Utah resident David Whipple bought the burger with the intent of saving it for a month to prove the effect enzymes have on food. Somehow, the burger wound up stuffed in its original paper bag with the time-stamped receipt inside his coat pocket for 14 years. And eerily, it did not grow mold or bacteria. It appears the same now as a fast-food patty fresh off the grill.
Whipple's burger was recently featured on the CBS TV show "The Doctors," and hosts were stunned at the non-rotting burger, as Dr. Travis Stork lifted up the bun while wearing gloves. Not only was it void of fungus, it didn't even have a foul odor. The only sign of age was a disintegrated pickle.
CBS is shipping the burger back to its owner, who is showing it to his grandkids to encourage them to eat fresh, healthy foods.
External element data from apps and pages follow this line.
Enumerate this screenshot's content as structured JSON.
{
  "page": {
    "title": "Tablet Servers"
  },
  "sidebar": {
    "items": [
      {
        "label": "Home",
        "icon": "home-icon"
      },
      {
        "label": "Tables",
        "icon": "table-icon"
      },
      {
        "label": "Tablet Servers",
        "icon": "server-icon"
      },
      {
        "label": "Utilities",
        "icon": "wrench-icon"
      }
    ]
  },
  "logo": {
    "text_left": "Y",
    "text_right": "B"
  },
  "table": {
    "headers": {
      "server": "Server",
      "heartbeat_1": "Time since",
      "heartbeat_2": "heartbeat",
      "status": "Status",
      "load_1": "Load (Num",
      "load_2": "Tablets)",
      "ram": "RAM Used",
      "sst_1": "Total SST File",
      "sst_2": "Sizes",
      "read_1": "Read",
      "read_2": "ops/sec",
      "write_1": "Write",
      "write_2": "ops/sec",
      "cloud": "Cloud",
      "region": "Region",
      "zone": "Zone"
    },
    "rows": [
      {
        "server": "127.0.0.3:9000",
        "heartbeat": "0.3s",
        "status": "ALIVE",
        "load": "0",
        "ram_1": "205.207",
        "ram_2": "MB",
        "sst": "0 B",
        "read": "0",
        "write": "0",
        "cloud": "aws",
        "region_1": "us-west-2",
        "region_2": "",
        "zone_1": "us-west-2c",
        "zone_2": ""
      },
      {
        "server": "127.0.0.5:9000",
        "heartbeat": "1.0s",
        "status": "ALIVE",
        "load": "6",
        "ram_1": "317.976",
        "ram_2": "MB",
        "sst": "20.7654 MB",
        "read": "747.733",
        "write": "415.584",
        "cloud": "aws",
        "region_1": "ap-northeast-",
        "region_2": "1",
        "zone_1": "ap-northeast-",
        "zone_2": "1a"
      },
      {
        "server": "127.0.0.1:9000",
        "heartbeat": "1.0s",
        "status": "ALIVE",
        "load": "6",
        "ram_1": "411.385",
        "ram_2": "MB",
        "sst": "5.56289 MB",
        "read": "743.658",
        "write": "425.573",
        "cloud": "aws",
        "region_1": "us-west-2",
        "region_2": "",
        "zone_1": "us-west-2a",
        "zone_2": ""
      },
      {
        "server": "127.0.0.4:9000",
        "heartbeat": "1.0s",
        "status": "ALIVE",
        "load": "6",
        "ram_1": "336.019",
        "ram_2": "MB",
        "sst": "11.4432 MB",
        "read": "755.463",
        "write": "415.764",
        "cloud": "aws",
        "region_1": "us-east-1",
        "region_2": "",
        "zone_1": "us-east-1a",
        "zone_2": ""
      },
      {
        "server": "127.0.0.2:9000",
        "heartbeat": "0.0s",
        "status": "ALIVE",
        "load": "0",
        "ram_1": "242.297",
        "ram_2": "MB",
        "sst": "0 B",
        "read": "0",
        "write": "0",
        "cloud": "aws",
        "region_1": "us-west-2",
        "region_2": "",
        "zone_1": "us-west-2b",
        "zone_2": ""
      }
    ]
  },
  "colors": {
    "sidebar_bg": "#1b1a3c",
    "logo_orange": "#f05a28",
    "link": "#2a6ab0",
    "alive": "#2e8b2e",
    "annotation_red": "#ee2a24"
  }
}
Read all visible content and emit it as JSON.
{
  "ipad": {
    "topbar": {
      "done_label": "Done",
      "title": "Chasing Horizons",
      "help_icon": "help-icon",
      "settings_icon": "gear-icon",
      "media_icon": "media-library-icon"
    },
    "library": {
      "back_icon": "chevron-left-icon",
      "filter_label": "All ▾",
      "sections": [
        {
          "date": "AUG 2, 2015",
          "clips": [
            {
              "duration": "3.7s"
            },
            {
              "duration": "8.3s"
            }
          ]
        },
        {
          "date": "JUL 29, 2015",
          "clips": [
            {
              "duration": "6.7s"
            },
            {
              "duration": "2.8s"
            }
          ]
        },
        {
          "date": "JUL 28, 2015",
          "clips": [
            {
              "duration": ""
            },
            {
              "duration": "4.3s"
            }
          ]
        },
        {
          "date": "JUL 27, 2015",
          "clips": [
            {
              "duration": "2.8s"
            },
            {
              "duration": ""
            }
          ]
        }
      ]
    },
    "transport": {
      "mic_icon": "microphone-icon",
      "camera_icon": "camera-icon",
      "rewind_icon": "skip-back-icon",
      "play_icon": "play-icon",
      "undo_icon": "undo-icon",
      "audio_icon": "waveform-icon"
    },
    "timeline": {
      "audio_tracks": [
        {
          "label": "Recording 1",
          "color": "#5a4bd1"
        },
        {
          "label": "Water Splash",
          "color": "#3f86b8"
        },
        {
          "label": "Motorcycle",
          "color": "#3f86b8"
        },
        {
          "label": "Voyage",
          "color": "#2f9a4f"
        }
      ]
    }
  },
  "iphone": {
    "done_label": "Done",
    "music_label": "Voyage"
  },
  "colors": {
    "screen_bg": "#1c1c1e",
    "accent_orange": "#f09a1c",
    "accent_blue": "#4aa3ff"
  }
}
According to food experiments by Melanie Warner, author of the book Pandora's Lunchbox: How Processed Foods Took Over the American Meal, other foods with long shelf lives include fast food chicken sandwiches, store-bought guacamole and American cheese, reported the Huffington Post.